Publication in the Condor is significant, says the article's lead author Joel Jorgensen, Nongame Bird Program Manager for the Nebraska Game and Parks Commission, because it is one of the most esteemed ornithology journals in North America, read by scientists and professional ornithologists. "Estimates have been rigorously reviewed," he says, and their publication provides "credibility that these numbers of birds are moving through the Rainwater Basin." Co-authors of the report are John P. McCarty and L. LaReesa Wolfenbarger, both University of Nebraska at Omaha biology professors.
It is partly on the strength of the buff-breasted sandpiper research that the Rainwater Basin Joint Venture is requesting that the Western Hemisphere Shorebird Reserve Network (WHSRN) designate the Rainwater Basin region a Landscape of Hemispheric Importance for shorebirds. The region also hosts more than 30 other species of migrating shorebirds, numbering in the hundreds of thousands each year. Jorgensen describes WHSRN as "a non-governmental, non-regulatory entity that identifies key shorebird sites and promotes shorebird conservation throughout the Americas."
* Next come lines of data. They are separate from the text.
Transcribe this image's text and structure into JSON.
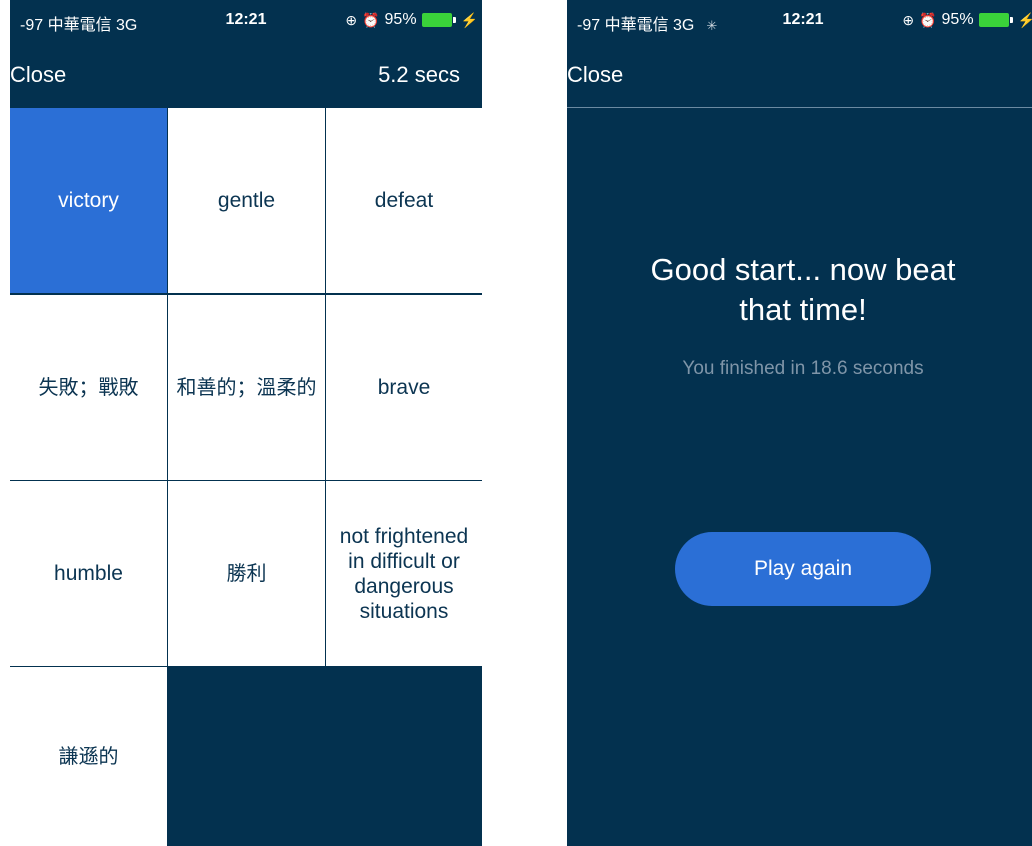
{
  "left_screen": {
    "status": {
      "carrier": "-97 中華電信  3G",
      "time": "12:21",
      "battery": "95%"
    },
    "nav": {
      "close": "Close",
      "timer": "5.2 secs"
    },
    "tiles": [
      [
        "victory",
        "gentle",
        "defeat"
      ],
      [
        "失敗；戰敗",
        "和善的；溫柔的",
        "brave"
      ],
      [
        "humble",
        "勝利",
        "not frightened in difficult or dangerous situations"
      ],
      [
        "謙遜的"
      ]
    ],
    "selected_tile": "victory"
  },
  "right_screen": {
    "status": {
      "carrier": "-97 中華電信  3G",
      "time": "12:21",
      "battery": "95%"
    },
    "nav": {
      "close": "Close"
    },
    "headline": "Good start... now beat that time!",
    "subline": "You finished in 18.6 seconds",
    "play_again": "Play again"
  },
  "colors": {
    "navy": "#03314f",
    "selected_blue": "#2b6fd6",
    "tile_text": "#0c3552",
    "muted_text": "#7f95a8",
    "battery_green": "#3ad23a"
  },
  "icons": [
    "lock-rotation-icon",
    "alarm-icon",
    "battery-icon",
    "charging-bolt-icon",
    "activity-spinner-icon"
  ]
}
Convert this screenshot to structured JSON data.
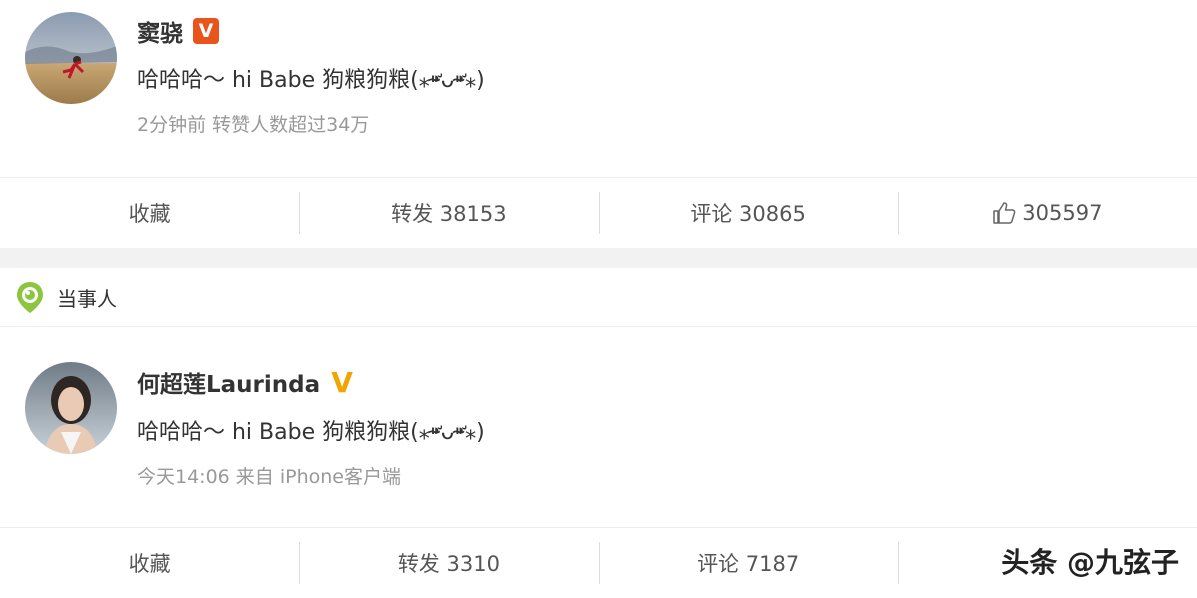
{
  "post1": {
    "author": "窦骁",
    "verified": "V",
    "text": "哈哈哈～ hi Babe 狗粮狗粮(⁎⁍̴̛ᴗ⁍̴̛⁎)",
    "meta": "2分钟前 转赞人数超过34万",
    "actions": {
      "favorite": "收藏",
      "repost": "转发 38153",
      "comment": "评论 30865",
      "like": "305597"
    }
  },
  "tag": {
    "label": "当事人"
  },
  "post2": {
    "author": "何超莲Laurinda",
    "verified": "V",
    "text": "哈哈哈～ hi Babe 狗粮狗粮(⁎⁍̴̛ᴗ⁍̴̛⁎)",
    "meta": "今天14:06 来自 iPhone客户端",
    "actions": {
      "favorite": "收藏",
      "repost": "转发 3310",
      "comment": "评论 7187",
      "like": ""
    }
  },
  "watermark": "头条 @九弦子",
  "colors": {
    "verified_red": "#e8541b",
    "verified_gold": "#f0a500",
    "tag_green": "#8cc63f"
  },
  "icons": [
    "thumbs-up-icon",
    "location-tag-icon"
  ]
}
The eastern Rainwater Basin region includes Clay, Fillmore, York, Hamilton, Butler, and Polk counties, and portions of Adams, Nuckolls, Thayer, Saline, and Seward counties.